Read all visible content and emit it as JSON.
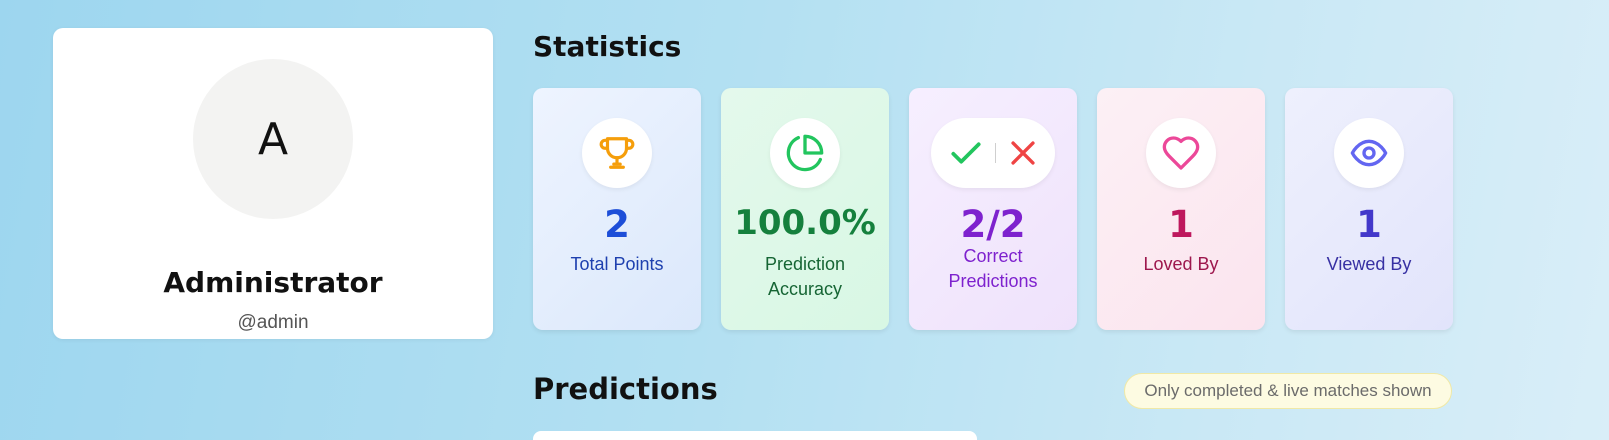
{
  "profile": {
    "avatar_letter": "A",
    "name": "Administrator",
    "handle": "@admin"
  },
  "statistics": {
    "title": "Statistics",
    "cards": [
      {
        "value": "2",
        "label": "Total Points",
        "icon": "trophy-icon",
        "color": "#1d4ed8"
      },
      {
        "value": "100.0%",
        "label": "Prediction Accuracy",
        "icon": "pie-chart-icon",
        "color": "#15803d"
      },
      {
        "value": "2/2",
        "label": "Correct Predictions",
        "icon": "check-cross-icon",
        "color": "#7e22ce"
      },
      {
        "value": "1",
        "label": "Loved By",
        "icon": "heart-icon",
        "color": "#be185d"
      },
      {
        "value": "1",
        "label": "Viewed By",
        "icon": "eye-icon",
        "color": "#4338ca"
      }
    ]
  },
  "predictions": {
    "title": "Predictions",
    "notice": "Only completed & live matches shown"
  },
  "colors": {
    "trophy": "#f59e0b",
    "pie": "#22c55e",
    "check": "#22c55e",
    "cross": "#ef4444",
    "heart": "#ec4899",
    "eye": "#6366f1"
  }
}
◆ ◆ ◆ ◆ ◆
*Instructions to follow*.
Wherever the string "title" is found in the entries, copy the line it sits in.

*Solution for this task*.
    "title": "Statistics",
    "title": "Predictions",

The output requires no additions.